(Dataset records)
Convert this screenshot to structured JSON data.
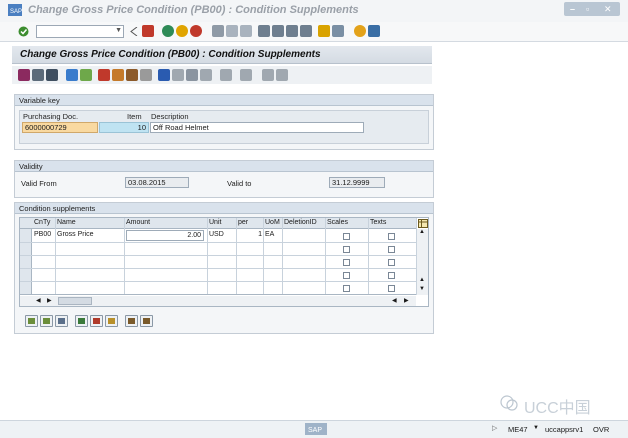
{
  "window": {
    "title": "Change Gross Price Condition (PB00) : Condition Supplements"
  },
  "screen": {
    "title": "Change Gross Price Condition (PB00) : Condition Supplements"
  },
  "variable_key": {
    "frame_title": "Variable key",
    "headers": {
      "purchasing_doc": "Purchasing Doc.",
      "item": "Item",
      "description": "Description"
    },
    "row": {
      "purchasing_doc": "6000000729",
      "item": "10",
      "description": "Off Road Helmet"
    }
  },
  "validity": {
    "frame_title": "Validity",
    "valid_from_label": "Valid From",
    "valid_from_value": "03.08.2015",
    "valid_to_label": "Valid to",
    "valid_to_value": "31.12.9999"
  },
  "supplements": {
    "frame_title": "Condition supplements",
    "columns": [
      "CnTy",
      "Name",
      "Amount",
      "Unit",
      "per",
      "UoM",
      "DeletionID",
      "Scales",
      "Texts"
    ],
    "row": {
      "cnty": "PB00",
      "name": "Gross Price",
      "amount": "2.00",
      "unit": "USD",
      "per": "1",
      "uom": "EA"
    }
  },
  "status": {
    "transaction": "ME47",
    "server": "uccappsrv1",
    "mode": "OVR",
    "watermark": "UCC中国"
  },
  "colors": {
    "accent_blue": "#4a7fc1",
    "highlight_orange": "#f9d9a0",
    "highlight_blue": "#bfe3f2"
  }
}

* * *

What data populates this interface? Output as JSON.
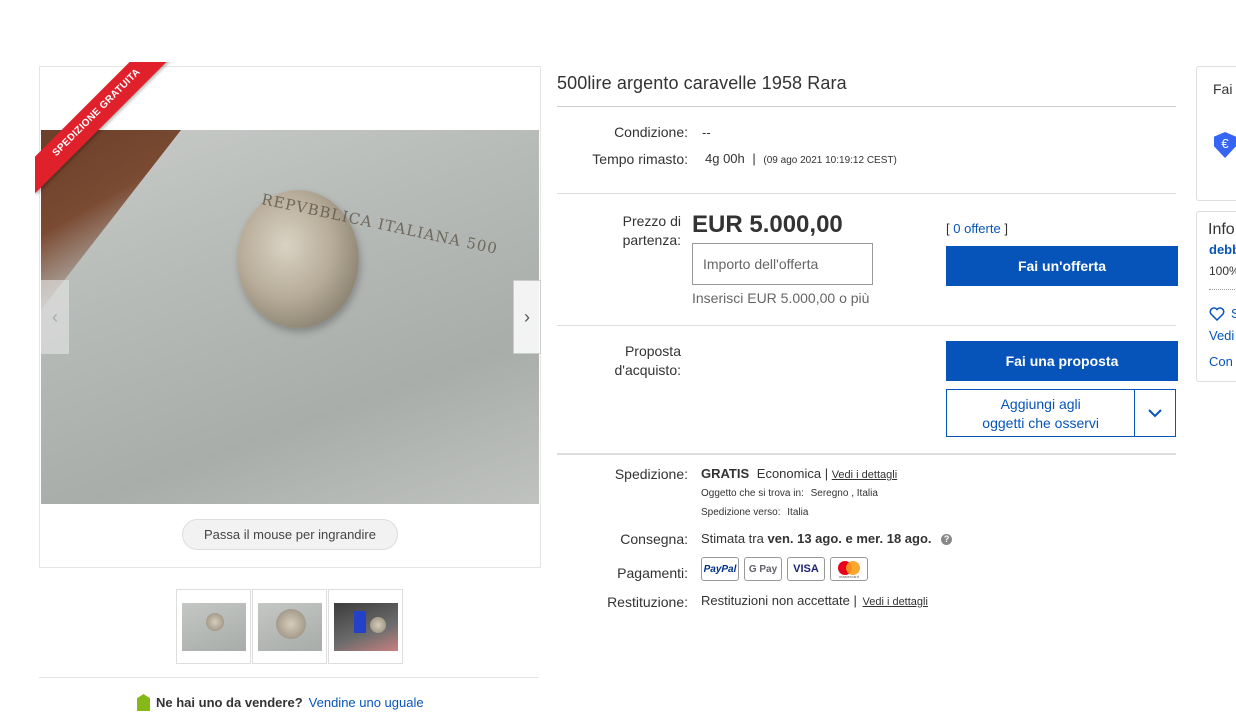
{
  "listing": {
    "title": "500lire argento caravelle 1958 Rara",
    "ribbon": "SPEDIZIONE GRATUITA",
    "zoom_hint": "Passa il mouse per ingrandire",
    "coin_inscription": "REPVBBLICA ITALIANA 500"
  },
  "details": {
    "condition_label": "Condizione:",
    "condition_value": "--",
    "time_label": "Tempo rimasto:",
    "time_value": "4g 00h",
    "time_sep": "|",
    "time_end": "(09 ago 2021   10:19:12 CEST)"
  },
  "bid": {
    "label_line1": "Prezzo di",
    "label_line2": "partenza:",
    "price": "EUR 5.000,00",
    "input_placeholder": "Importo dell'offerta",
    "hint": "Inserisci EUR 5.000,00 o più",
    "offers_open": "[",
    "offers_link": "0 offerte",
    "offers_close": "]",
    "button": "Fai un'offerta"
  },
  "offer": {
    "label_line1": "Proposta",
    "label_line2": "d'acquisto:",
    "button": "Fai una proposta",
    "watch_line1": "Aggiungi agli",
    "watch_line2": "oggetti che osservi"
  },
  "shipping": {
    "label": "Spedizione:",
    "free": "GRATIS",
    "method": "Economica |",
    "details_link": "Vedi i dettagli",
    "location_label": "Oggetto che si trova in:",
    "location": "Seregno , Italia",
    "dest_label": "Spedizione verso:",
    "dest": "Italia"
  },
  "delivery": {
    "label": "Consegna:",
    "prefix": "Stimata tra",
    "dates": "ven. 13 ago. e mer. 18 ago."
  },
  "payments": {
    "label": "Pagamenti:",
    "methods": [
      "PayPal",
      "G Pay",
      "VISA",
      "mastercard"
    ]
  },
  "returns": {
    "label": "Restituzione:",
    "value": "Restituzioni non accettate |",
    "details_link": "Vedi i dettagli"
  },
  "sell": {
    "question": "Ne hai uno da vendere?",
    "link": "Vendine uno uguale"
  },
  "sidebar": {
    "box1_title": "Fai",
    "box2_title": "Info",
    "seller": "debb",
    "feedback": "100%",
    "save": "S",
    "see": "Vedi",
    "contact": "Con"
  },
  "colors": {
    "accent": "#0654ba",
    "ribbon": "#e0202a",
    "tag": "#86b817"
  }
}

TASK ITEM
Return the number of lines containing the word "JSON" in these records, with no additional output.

FINAL ANSWER
2